# WHAT YOU NEED TO DO
Type out the entries again, keeping every word unchanged.
(DATA TO USE Opens)
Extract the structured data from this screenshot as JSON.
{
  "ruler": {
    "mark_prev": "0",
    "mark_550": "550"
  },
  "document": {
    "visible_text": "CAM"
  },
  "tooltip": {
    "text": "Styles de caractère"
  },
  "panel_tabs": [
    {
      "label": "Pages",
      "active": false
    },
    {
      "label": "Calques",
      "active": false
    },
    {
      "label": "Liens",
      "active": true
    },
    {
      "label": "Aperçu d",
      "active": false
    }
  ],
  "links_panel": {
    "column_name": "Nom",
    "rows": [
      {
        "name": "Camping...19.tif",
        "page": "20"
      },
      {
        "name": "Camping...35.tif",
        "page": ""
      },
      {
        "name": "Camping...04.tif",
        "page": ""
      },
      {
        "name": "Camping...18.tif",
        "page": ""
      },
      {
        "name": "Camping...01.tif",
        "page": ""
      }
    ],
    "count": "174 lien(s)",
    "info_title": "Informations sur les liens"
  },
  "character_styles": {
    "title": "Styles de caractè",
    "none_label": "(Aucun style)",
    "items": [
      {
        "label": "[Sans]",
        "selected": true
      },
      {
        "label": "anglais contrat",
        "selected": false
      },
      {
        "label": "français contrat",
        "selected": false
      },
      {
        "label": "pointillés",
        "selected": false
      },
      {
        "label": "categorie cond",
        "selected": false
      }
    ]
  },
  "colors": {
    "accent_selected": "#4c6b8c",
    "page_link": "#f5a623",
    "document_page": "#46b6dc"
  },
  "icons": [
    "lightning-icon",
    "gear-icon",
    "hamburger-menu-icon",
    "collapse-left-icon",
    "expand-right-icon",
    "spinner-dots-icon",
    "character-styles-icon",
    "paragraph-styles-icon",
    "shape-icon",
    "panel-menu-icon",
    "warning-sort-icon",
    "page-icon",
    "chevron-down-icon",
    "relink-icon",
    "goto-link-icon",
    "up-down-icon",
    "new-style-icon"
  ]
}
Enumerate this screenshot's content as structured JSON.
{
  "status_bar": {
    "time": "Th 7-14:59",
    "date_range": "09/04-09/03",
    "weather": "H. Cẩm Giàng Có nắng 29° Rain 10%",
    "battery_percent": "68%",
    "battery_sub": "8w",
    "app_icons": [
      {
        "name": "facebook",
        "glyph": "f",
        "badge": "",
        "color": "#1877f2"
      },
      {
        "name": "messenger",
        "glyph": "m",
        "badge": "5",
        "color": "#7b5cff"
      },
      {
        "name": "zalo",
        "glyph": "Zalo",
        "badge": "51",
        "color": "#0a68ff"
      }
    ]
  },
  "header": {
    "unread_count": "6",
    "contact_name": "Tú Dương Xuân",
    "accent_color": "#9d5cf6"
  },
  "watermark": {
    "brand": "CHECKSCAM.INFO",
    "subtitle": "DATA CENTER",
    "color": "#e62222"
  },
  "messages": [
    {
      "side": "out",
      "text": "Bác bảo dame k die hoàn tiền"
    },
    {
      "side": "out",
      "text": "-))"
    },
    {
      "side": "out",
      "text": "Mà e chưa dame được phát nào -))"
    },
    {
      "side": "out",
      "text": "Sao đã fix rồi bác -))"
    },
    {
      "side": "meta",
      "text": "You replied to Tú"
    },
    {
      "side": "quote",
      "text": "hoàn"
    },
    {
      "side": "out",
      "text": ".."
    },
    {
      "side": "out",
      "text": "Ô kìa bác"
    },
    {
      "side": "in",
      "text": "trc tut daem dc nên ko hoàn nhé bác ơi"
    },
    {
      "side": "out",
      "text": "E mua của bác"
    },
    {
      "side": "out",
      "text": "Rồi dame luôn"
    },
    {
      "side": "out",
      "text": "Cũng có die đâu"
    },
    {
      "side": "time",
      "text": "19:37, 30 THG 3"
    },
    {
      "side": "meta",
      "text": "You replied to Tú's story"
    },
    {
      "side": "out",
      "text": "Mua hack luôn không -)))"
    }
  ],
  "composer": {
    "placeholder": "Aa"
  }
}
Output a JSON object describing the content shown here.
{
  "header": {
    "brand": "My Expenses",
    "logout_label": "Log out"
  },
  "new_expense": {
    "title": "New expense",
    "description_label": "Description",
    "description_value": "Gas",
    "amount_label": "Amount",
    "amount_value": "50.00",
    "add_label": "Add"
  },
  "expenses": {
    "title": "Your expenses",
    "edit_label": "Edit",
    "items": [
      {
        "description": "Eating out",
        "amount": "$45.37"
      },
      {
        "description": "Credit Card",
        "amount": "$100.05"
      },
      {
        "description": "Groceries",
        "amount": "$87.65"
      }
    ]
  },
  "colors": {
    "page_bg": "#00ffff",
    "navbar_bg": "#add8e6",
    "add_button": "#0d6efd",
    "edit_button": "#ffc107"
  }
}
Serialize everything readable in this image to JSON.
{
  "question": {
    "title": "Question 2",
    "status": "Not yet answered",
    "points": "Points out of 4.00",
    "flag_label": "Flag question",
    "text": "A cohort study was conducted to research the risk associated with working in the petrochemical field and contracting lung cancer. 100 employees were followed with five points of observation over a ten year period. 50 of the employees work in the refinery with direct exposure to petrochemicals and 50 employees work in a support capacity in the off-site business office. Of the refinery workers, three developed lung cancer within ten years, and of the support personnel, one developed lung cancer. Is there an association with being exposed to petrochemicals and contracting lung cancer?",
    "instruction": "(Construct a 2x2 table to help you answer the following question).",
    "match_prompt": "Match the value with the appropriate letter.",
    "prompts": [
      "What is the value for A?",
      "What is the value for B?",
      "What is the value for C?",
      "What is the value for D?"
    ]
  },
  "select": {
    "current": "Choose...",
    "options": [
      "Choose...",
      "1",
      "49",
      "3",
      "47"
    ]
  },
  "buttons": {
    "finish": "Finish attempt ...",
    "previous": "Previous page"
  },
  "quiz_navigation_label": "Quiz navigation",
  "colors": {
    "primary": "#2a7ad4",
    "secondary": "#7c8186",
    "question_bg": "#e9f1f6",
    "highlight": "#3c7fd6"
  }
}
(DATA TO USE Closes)
# ANSWER
Extract the structured data from this screenshot as JSON.
{
  "ruler": {
    "mark_prev": "0",
    "mark_550": "550"
  },
  "document": {
    "visible_text": "CAM"
  },
  "tooltip": {
    "text": "Styles de caractère"
  },
  "panel_tabs": [
    {
      "label": "Pages",
      "active": false
    },
    {
      "label": "Calques",
      "active": false
    },
    {
      "label": "Liens",
      "active": true
    },
    {
      "label": "Aperçu d",
      "active": false
    }
  ],
  "links_panel": {
    "column_name": "Nom",
    "rows": [
      {
        "name": "Camping...19.tif",
        "page": "20"
      },
      {
        "name": "Camping...35.tif",
        "page": ""
      },
      {
        "name": "Camping...04.tif",
        "page": ""
      },
      {
        "name": "Camping...18.tif",
        "page": ""
      },
      {
        "name": "Camping...01.tif",
        "page": ""
      }
    ],
    "count": "174 lien(s)",
    "info_title": "Informations sur les liens"
  },
  "character_styles": {
    "title": "Styles de caractè",
    "none_label": "(Aucun style)",
    "items": [
      {
        "label": "[Sans]",
        "selected": true
      },
      {
        "label": "anglais contrat",
        "selected": false
      },
      {
        "label": "français contrat",
        "selected": false
      },
      {
        "label": "pointillés",
        "selected": false
      },
      {
        "label": "categorie cond",
        "selected": false
      }
    ]
  },
  "colors": {
    "accent_selected": "#4c6b8c",
    "page_link": "#f5a623",
    "document_page": "#46b6dc"
  },
  "icons": [
    "lightning-icon",
    "gear-icon",
    "hamburger-menu-icon",
    "collapse-left-icon",
    "expand-right-icon",
    "spinner-dots-icon",
    "character-styles-icon",
    "paragraph-styles-icon",
    "shape-icon",
    "panel-menu-icon",
    "warning-sort-icon",
    "page-icon",
    "chevron-down-icon",
    "relink-icon",
    "goto-link-icon",
    "up-down-icon",
    "new-style-icon"
  ]
}
Enumerate this screenshot's content as structured JSON.
{
  "status_bar": {
    "time": "Th 7-14:59",
    "date_range": "09/04-09/03",
    "weather": "H. Cẩm Giàng Có nắng 29° Rain 10%",
    "battery_percent": "68%",
    "battery_sub": "8w",
    "app_icons": [
      {
        "name": "facebook",
        "glyph": "f",
        "badge": "",
        "color": "#1877f2"
      },
      {
        "name": "messenger",
        "glyph": "m",
        "badge": "5",
        "color": "#7b5cff"
      },
      {
        "name": "zalo",
        "glyph": "Zalo",
        "badge": "51",
        "color": "#0a68ff"
      }
    ]
  },
  "header": {
    "unread_count": "6",
    "contact_name": "Tú Dương Xuân",
    "accent_color": "#9d5cf6"
  },
  "watermark": {
    "brand": "CHECKSCAM.INFO",
    "subtitle": "DATA CENTER",
    "color": "#e62222"
  },
  "messages": [
    {
      "side": "out",
      "text": "Bác bảo dame k die hoàn tiền"
    },
    {
      "side": "out",
      "text": "-))"
    },
    {
      "side": "out",
      "text": "Mà e chưa dame được phát nào -))"
    },
    {
      "side": "out",
      "text": "Sao đã fix rồi bác -))"
    },
    {
      "side": "meta",
      "text": "You replied to Tú"
    },
    {
      "side": "quote",
      "text": "hoàn"
    },
    {
      "side": "out",
      "text": ".."
    },
    {
      "side": "out",
      "text": "Ô kìa bác"
    },
    {
      "side": "in",
      "text": "trc tut daem dc nên ko hoàn nhé bác ơi"
    },
    {
      "side": "out",
      "text": "E mua của bác"
    },
    {
      "side": "out",
      "text": "Rồi dame luôn"
    },
    {
      "side": "out",
      "text": "Cũng có die đâu"
    },
    {
      "side": "time",
      "text": "19:37, 30 THG 3"
    },
    {
      "side": "meta",
      "text": "You replied to Tú's story"
    },
    {
      "side": "out",
      "text": "Mua hack luôn không -)))"
    }
  ],
  "composer": {
    "placeholder": "Aa"
  }
}
Output a JSON object describing the content shown here.
{
  "header": {
    "brand": "My Expenses",
    "logout_label": "Log out"
  },
  "new_expense": {
    "title": "New expense",
    "description_label": "Description",
    "description_value": "Gas",
    "amount_label": "Amount",
    "amount_value": "50.00",
    "add_label": "Add"
  },
  "expenses": {
    "title": "Your expenses",
    "edit_label": "Edit",
    "items": [
      {
        "description": "Eating out",
        "amount": "$45.37"
      },
      {
        "description": "Credit Card",
        "amount": "$100.05"
      },
      {
        "description": "Groceries",
        "amount": "$87.65"
      }
    ]
  },
  "colors": {
    "page_bg": "#00ffff",
    "navbar_bg": "#add8e6",
    "add_button": "#0d6efd",
    "edit_button": "#ffc107"
  }
}
Serialize everything readable in this image to JSON.
{
  "question": {
    "title": "Question 2",
    "status": "Not yet answered",
    "points": "Points out of 4.00",
    "flag_label": "Flag question",
    "text": "A cohort study was conducted to research the risk associated with working in the petrochemical field and contracting lung cancer. 100 employees were followed with five points of observation over a ten year period. 50 of the employees work in the refinery with direct exposure to petrochemicals and 50 employees work in a support capacity in the off-site business office. Of the refinery workers, three developed lung cancer within ten years, and of the support personnel, one developed lung cancer. Is there an association with being exposed to petrochemicals and contracting lung cancer?",
    "instruction": "(Construct a 2x2 table to help you answer the following question).",
    "match_prompt": "Match the value with the appropriate letter.",
    "prompts": [
      "What is the value for A?",
      "What is the value for B?",
      "What is the value for C?",
      "What is the value for D?"
    ]
  },
  "select": {
    "current": "Choose...",
    "options": [
      "Choose...",
      "1",
      "49",
      "3",
      "47"
    ]
  },
  "buttons": {
    "finish": "Finish attempt ...",
    "previous": "Previous page"
  },
  "quiz_navigation_label": "Quiz navigation",
  "colors": {
    "primary": "#2a7ad4",
    "secondary": "#7c8186",
    "question_bg": "#e9f1f6",
    "highlight": "#3c7fd6"
  }
}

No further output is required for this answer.